  • New regulations included in the 1998 federal budget provide that any doctor who accepts a private fee from a Medicare beneficiary must stop treating all Medicare patients for two years.

  • States that failed to meet the Oct. 1, 1997, deadline for employing two-parent families on welfare will begin to be penalized by the federal government.

  • Federal Communications Commission (FCC) regulations on what foreign phone companies can charge for overseas calls are changing. The changes reportedly will reduce the average cost of an overseas call to 20 cents a minute from 88 cents a minute over six years.

  • The FCC also begins providing subsidies to schools, libraries and rural health clinics for Internet hookups. Funded under the Telecommunications Act, $675 million is provided for the first half of 1998.

State Laws

California:

  • The minimum penalty for running a red light is boosted from $104 to $270.

  • The penalty for furnishing liquor to minors jumps to a mandatory $1,000 and 24 hours of community service.

  • Skateboarding and in-line skating are defined as "hazardous recreational activities," making cities and counties immune to lawsuits from people injured on public property while engaged in them.

  • The amount of time a car alarm can continue blaring before the car is towed away is cut from 45 to 20 minutes.

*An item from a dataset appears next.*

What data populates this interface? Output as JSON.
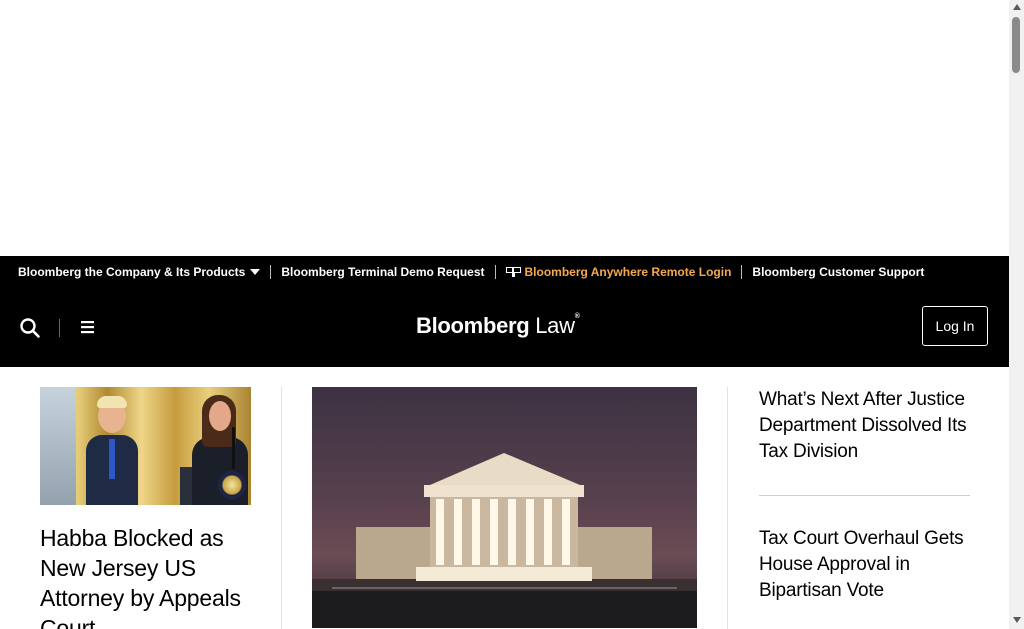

  • Insurance companies are prohibited from discriminating against victims of domestic violence.

  • Crimes in which